We’ve spoken to Neil Hunt before. You may remember him as one of the guys in charge of building Netflix Australia, and the guy who came up with the massive project of testing every TV on the market to make sure they’re up to scratch.
Hunt has been with Netflix since 1999, so he’s seen more than his fair share of “trends” come and go. Everything from the HD format wars right through to the failed 3D “revolution” have been in Hunt’s firing line during his time optimising Netflix’s product.
When we asked him about smartwatches — the so-called next big thing — his eyes rolled so fast they almost created their own small gravity field.
“What we’ve learned along the way is that TV and entertainment is something that’s usually consumed in ‘lean-back’ mode, not lean-forward mode. That’s the idea of not leaning in and studying but rather leaning back and letting the content come at you.
“We get many more hours per users on a big screen than on a small screen, and even then a tiny screen. That makes me quite unenthusiastic about watches and things like that,” Hunt told us.
So in a world of smartwatches, virtual reality prototypes and a goddamn Holodeck, what does it take to impress Netflix’s product tsar? In short, he explains, it’s something that enhances the streaming experience without changing how people naturally use technology.
“We’ve learned about things that require a shift in user behaviour. 3D television was the best example: you had to put on glasses, you had to find them, you had to have a prescription sometimes, et cetera. That impediment — although small — is enough that people don’t use 3D very much and I think it’s pretty much on the way out,” he adds while making a thumb gesture kicking obnoxious 3D out of his sphere.
“I was unenthusiastic about 3D — although we did do some 3D [content] — but what I am aggressive about is 4K and HDR, because that’s the same format [with better quality]. You’re still sitting on the same format and using the same device and letting content wash over you, so things in that direction I’m enthusiastic about. Things that lead you in a new direction of things that need goggles to be viewed for example, that’s a big question.”
Hunt isn’t even that impressed by virtual reality technology than many have argued would improve the field of view for consuming movies.
“Hololens from Microsoft is kind of a cool demo, but really? You’re going to put these goggles on and view Netflix projected on them? Why not take the goggles off and see it on a real screen. It’d probably be easier.
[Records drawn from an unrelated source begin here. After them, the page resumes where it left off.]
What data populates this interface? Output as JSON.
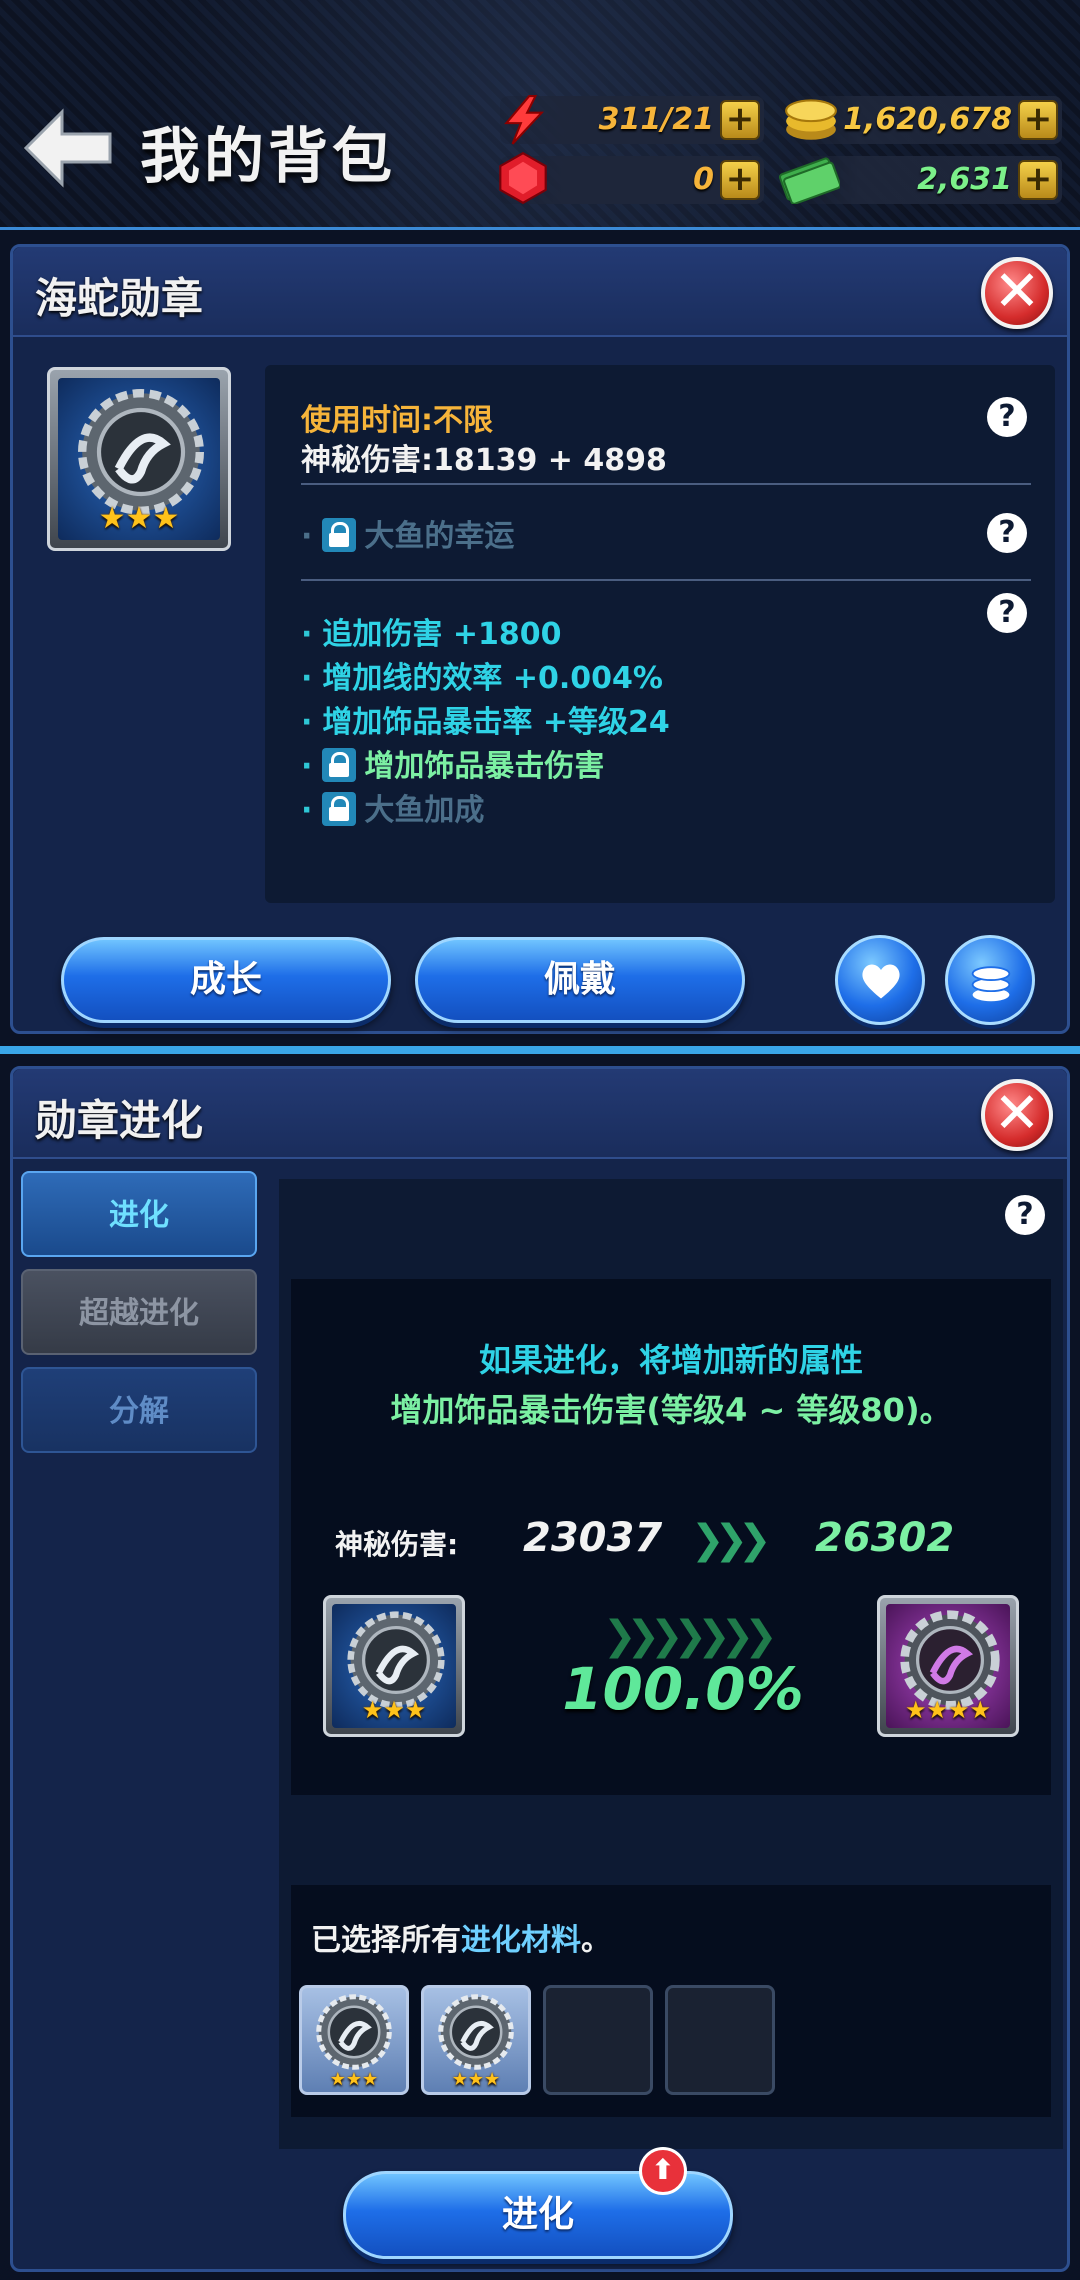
{
  "header": {
    "title": "我的背包",
    "energy": "311/21",
    "gold": "1,620,678",
    "gems": "0",
    "cash": "2,631"
  },
  "medal_panel": {
    "title": "海蛇勋章",
    "stars": "★★★",
    "usage_time": "使用时间:不限",
    "mystic_damage": "神秘伤害:18139 + 4898",
    "locked_skill": "大鱼的幸运",
    "bonus_stats": [
      "追加伤害 +1800",
      "增加线的效率 +0.004%",
      "增加饰品暴击率 +等级24"
    ],
    "locked_stats": [
      "增加饰品暴击伤害",
      "大鱼加成"
    ],
    "buttons": {
      "grow": "成长",
      "equip": "佩戴"
    }
  },
  "evo_panel": {
    "title": "勋章进化",
    "tabs": [
      "进化",
      "超越进化",
      "分解"
    ],
    "message_line1": "如果进化，将增加新的属性",
    "message_line2": "增加饰品暴击伤害(等级4 ~ 等级80)。",
    "stat_label": "神秘伤害:",
    "stat_before": "23037",
    "stat_after": "26302",
    "success_rate": "100.0%",
    "medal_before_stars": "★★★",
    "medal_after_stars": "★★★★",
    "materials_prefix": "已选择所有",
    "materials_link": "进化材料",
    "materials_suffix": "。",
    "material_slots": [
      {
        "filled": true,
        "stars": "★★★"
      },
      {
        "filled": true,
        "stars": "★★★"
      },
      {
        "filled": false
      },
      {
        "filled": false
      }
    ],
    "evolve_button": "进化"
  },
  "colors": {
    "gold_text": "#f6b43a",
    "cyan_text": "#2fd3e6",
    "green_text": "#7cf0a3",
    "locked_text": "#4b6f8a",
    "accent_blue": "#1e6ee8"
  },
  "icons": [
    "back-arrow-icon",
    "lightning-icon",
    "gold-coin-icon",
    "ruby-icon",
    "cash-icon",
    "plus-icon",
    "close-icon",
    "help-icon",
    "lock-icon",
    "heart-icon",
    "coin-stack-icon",
    "sea-serpent-medal-icon",
    "up-arrow-icon",
    "chevron-icon"
  ]
}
“[VR] clearly has its place in fancy stuff like telesurgery and in mundane stuff like cool gaming all around you, but it’s unclear that there’s much value to goggles and VR for watching a show,” he adds.
No, what Hunt really wants is something impossibly expensive. Something crazy. Something he has to get out a whiteboard marker to explain to me.
“I’m personally excited about one thing that’s on the fence though,” he says as he starts sketching this little demo.
“Your eyeballs have a 120-degree to 180-degree field of view. You’re only using about 40-degrees of that for watching TV at a standard viewing distance. Conveniently, three curved televisions in a room would fill your field of view. It’s a serious set-up, but not impossible!
“Here’s the key thing: you have different kinds of receptors in your eye and you only pay attention to detail in the middle portion and so imagine one 4K TV that has the action on it through the centre channel…and then a couple of 2K or 1080p TVs on the side with ambient stuff going on. A director can shoot that with three cameras and the action still happens in the middle. I see the steps there as let’s do 4K, let’s do HDR and then let’s move onto ultra-wide field of view and get an IMAX at home. That’s my magic science project!”
I hope your TV budget is massive for the next-generation of wrap-around Netflix.
Luke Hopewell travelled to Los Gatos as a guest of Netflix.